<<<<

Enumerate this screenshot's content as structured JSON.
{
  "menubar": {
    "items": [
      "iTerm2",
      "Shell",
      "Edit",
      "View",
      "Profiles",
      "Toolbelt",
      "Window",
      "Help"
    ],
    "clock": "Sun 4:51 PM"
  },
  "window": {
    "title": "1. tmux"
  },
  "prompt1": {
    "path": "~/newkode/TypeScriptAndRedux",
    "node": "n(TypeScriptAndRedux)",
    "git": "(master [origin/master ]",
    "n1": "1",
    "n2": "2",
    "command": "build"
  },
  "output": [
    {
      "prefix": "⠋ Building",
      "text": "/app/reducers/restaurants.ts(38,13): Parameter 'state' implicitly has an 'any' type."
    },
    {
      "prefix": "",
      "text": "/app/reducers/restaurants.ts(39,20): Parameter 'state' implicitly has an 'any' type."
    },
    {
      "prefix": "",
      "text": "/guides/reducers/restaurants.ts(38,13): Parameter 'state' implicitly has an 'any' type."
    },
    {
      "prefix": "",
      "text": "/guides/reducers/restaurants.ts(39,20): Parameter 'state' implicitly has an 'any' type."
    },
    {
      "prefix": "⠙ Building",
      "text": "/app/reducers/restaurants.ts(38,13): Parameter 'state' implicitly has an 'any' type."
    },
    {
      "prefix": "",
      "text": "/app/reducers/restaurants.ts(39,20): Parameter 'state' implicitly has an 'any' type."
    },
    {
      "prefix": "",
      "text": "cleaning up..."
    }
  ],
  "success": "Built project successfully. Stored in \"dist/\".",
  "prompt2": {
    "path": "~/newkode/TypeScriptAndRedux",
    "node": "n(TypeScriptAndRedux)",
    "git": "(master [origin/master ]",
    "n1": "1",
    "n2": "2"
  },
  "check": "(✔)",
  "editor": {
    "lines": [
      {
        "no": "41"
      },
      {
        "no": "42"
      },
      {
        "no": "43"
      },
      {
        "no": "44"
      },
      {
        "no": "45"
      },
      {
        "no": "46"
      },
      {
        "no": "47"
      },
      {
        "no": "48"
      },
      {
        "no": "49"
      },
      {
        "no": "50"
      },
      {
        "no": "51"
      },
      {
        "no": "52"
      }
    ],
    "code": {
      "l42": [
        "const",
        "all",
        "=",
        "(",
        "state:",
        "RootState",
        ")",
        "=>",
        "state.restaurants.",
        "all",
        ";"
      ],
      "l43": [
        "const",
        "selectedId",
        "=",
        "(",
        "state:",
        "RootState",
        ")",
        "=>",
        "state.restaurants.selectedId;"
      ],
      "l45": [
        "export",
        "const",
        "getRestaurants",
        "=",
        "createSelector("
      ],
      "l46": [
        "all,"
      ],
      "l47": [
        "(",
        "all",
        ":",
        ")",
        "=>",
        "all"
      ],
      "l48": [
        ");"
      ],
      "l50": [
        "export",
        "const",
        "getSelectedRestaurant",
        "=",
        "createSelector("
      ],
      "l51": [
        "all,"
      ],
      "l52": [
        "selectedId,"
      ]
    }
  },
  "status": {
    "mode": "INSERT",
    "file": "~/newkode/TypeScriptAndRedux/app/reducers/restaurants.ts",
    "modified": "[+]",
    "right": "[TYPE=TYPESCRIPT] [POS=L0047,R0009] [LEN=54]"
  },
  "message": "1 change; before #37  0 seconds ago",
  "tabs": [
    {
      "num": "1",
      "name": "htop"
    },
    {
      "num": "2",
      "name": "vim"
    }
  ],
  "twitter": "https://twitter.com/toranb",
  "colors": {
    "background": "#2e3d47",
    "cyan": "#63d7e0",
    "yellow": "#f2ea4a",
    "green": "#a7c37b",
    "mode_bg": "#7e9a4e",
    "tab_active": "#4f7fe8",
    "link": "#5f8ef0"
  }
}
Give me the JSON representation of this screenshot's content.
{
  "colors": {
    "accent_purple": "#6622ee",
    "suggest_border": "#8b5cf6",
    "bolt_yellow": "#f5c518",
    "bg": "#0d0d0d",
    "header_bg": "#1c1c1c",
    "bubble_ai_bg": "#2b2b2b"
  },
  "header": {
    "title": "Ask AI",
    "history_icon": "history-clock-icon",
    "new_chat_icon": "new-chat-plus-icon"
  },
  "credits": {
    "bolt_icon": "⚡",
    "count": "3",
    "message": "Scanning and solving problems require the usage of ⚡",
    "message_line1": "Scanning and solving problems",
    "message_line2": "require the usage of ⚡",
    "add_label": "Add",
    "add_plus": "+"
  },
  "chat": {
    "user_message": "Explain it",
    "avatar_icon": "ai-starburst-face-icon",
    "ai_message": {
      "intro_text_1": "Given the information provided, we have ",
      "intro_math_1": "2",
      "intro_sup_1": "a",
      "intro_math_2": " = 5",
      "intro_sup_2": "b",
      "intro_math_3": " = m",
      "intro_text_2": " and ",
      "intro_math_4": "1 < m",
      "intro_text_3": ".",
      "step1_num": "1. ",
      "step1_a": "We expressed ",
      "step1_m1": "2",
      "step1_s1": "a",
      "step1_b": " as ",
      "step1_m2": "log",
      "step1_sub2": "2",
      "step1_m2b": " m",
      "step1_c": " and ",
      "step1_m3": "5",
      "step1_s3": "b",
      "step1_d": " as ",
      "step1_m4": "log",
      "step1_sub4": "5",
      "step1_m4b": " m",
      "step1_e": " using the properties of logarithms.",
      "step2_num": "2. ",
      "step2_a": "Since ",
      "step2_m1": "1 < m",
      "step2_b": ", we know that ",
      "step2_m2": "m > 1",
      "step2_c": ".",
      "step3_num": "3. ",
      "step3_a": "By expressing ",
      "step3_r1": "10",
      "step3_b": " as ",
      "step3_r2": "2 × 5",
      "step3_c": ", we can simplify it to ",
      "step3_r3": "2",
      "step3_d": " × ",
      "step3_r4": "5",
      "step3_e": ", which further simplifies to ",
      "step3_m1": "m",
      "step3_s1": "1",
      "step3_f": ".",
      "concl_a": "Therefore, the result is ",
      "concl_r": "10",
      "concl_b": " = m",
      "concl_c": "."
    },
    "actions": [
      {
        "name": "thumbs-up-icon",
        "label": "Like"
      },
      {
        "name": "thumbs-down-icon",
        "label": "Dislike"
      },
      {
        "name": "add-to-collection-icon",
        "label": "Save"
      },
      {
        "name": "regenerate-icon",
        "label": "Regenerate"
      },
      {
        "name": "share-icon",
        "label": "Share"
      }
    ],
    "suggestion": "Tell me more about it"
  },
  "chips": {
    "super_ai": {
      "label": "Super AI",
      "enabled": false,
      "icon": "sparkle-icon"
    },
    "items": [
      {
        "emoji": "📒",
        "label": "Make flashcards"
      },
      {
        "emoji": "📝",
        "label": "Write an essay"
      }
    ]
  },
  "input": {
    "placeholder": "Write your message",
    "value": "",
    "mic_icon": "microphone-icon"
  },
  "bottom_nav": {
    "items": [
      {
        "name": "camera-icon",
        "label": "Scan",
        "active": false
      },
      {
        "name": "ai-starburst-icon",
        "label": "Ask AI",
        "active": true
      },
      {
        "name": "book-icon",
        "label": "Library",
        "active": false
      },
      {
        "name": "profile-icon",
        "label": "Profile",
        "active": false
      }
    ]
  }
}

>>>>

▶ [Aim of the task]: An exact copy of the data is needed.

▶ [Answer to the exercise]:
Enumerate this screenshot's content as structured JSON.
{
  "menubar": {
    "items": [
      "iTerm2",
      "Shell",
      "Edit",
      "View",
      "Profiles",
      "Toolbelt",
      "Window",
      "Help"
    ],
    "clock": "Sun 4:51 PM"
  },
  "window": {
    "title": "1. tmux"
  },
  "prompt1": {
    "path": "~/newkode/TypeScriptAndRedux",
    "node": "n(TypeScriptAndRedux)",
    "git": "(master [origin/master ]",
    "n1": "1",
    "n2": "2",
    "command": "build"
  },
  "output": [
    {
      "prefix": "⠋ Building",
      "text": "/app/reducers/restaurants.ts(38,13): Parameter 'state' implicitly has an 'any' type."
    },
    {
      "prefix": "",
      "text": "/app/reducers/restaurants.ts(39,20): Parameter 'state' implicitly has an 'any' type."
    },
    {
      "prefix": "",
      "text": "/guides/reducers/restaurants.ts(38,13): Parameter 'state' implicitly has an 'any' type."
    },
    {
      "prefix": "",
      "text": "/guides/reducers/restaurants.ts(39,20): Parameter 'state' implicitly has an 'any' type."
    },
    {
      "prefix": "⠙ Building",
      "text": "/app/reducers/restaurants.ts(38,13): Parameter 'state' implicitly has an 'any' type."
    },
    {
      "prefix": "",
      "text": "/app/reducers/restaurants.ts(39,20): Parameter 'state' implicitly has an 'any' type."
    },
    {
      "prefix": "",
      "text": "cleaning up..."
    }
  ],
  "success": "Built project successfully. Stored in \"dist/\".",
  "prompt2": {
    "path": "~/newkode/TypeScriptAndRedux",
    "node": "n(TypeScriptAndRedux)",
    "git": "(master [origin/master ]",
    "n1": "1",
    "n2": "2"
  },
  "check": "(✔)",
  "editor": {
    "lines": [
      {
        "no": "41"
      },
      {
        "no": "42"
      },
      {
        "no": "43"
      },
      {
        "no": "44"
      },
      {
        "no": "45"
      },
      {
        "no": "46"
      },
      {
        "no": "47"
      },
      {
        "no": "48"
      },
      {
        "no": "49"
      },
      {
        "no": "50"
      },
      {
        "no": "51"
      },
      {
        "no": "52"
      }
    ],
    "code": {
      "l42": [
        "const",
        "all",
        "=",
        "(",
        "state:",
        "RootState",
        ")",
        "=>",
        "state.restaurants.",
        "all",
        ";"
      ],
      "l43": [
        "const",
        "selectedId",
        "=",
        "(",
        "state:",
        "RootState",
        ")",
        "=>",
        "state.restaurants.selectedId;"
      ],
      "l45": [
        "export",
        "const",
        "getRestaurants",
        "=",
        "createSelector("
      ],
      "l46": [
        "all,"
      ],
      "l47": [
        "(",
        "all",
        ":",
        ")",
        "=>",
        "all"
      ],
      "l48": [
        ");"
      ],
      "l50": [
        "export",
        "const",
        "getSelectedRestaurant",
        "=",
        "createSelector("
      ],
      "l51": [
        "all,"
      ],
      "l52": [
        "selectedId,"
      ]
    }
  },
  "status": {
    "mode": "INSERT",
    "file": "~/newkode/TypeScriptAndRedux/app/reducers/restaurants.ts",
    "modified": "[+]",
    "right": "[TYPE=TYPESCRIPT] [POS=L0047,R0009] [LEN=54]"
  },
  "message": "1 change; before #37  0 seconds ago",
  "tabs": [
    {
      "num": "1",
      "name": "htop"
    },
    {
      "num": "2",
      "name": "vim"
    }
  ],
  "twitter": "https://twitter.com/toranb",
  "colors": {
    "background": "#2e3d47",
    "cyan": "#63d7e0",
    "yellow": "#f2ea4a",
    "green": "#a7c37b",
    "mode_bg": "#7e9a4e",
    "tab_active": "#4f7fe8",
    "link": "#5f8ef0"
  }
}
Give me the JSON representation of this screenshot's content.
{
  "colors": {
    "accent_purple": "#6622ee",
    "suggest_border": "#8b5cf6",
    "bolt_yellow": "#f5c518",
    "bg": "#0d0d0d",
    "header_bg": "#1c1c1c",
    "bubble_ai_bg": "#2b2b2b"
  },
  "header": {
    "title": "Ask AI",
    "history_icon": "history-clock-icon",
    "new_chat_icon": "new-chat-plus-icon"
  },
  "credits": {
    "bolt_icon": "⚡",
    "count": "3",
    "message": "Scanning and solving problems require the usage of ⚡",
    "message_line1": "Scanning and solving problems",
    "message_line2": "require the usage of ⚡",
    "add_label": "Add",
    "add_plus": "+"
  },
  "chat": {
    "user_message": "Explain it",
    "avatar_icon": "ai-starburst-face-icon",
    "ai_message": {
      "intro_text_1": "Given the information provided, we have ",
      "intro_math_1": "2",
      "intro_sup_1": "a",
      "intro_math_2": " = 5",
      "intro_sup_2": "b",
      "intro_math_3": " = m",
      "intro_text_2": " and ",
      "intro_math_4": "1 < m",
      "intro_text_3": ".",
      "step1_num": "1. ",
      "step1_a": "We expressed ",
      "step1_m1": "2",
      "step1_s1": "a",
      "step1_b": " as ",
      "step1_m2": "log",
      "step1_sub2": "2",
      "step1_m2b": " m",
      "step1_c": " and ",
      "step1_m3": "5",
      "step1_s3": "b",
      "step1_d": " as ",
      "step1_m4": "log",
      "step1_sub4": "5",
      "step1_m4b": " m",
      "step1_e": " using the properties of logarithms.",
      "step2_num": "2. ",
      "step2_a": "Since ",
      "step2_m1": "1 < m",
      "step2_b": ", we know that ",
      "step2_m2": "m > 1",
      "step2_c": ".",
      "step3_num": "3. ",
      "step3_a": "By expressing ",
      "step3_r1": "10",
      "step3_b": " as ",
      "step3_r2": "2 × 5",
      "step3_c": ", we can simplify it to ",
      "step3_r3": "2",
      "step3_d": " × ",
      "step3_r4": "5",
      "step3_e": ", which further simplifies to ",
      "step3_m1": "m",
      "step3_s1": "1",
      "step3_f": ".",
      "concl_a": "Therefore, the result is ",
      "concl_r": "10",
      "concl_b": " = m",
      "concl_c": "."
    },
    "actions": [
      {
        "name": "thumbs-up-icon",
        "label": "Like"
      },
      {
        "name": "thumbs-down-icon",
        "label": "Dislike"
      },
      {
        "name": "add-to-collection-icon",
        "label": "Save"
      },
      {
        "name": "regenerate-icon",
        "label": "Regenerate"
      },
      {
        "name": "share-icon",
        "label": "Share"
      }
    ],
    "suggestion": "Tell me more about it"
  },
  "chips": {
    "super_ai": {
      "label": "Super AI",
      "enabled": false,
      "icon": "sparkle-icon"
    },
    "items": [
      {
        "emoji": "📒",
        "label": "Make flashcards"
      },
      {
        "emoji": "📝",
        "label": "Write an essay"
      }
    ]
  },
  "input": {
    "placeholder": "Write your message",
    "value": "",
    "mic_icon": "microphone-icon"
  },
  "bottom_nav": {
    "items": [
      {
        "name": "camera-icon",
        "label": "Scan",
        "active": false
      },
      {
        "name": "ai-starburst-icon",
        "label": "Ask AI",
        "active": true
      },
      {
        "name": "book-icon",
        "label": "Library",
        "active": false
      },
      {
        "name": "profile-icon",
        "label": "Profile",
        "active": false
      }
    ]
  }
}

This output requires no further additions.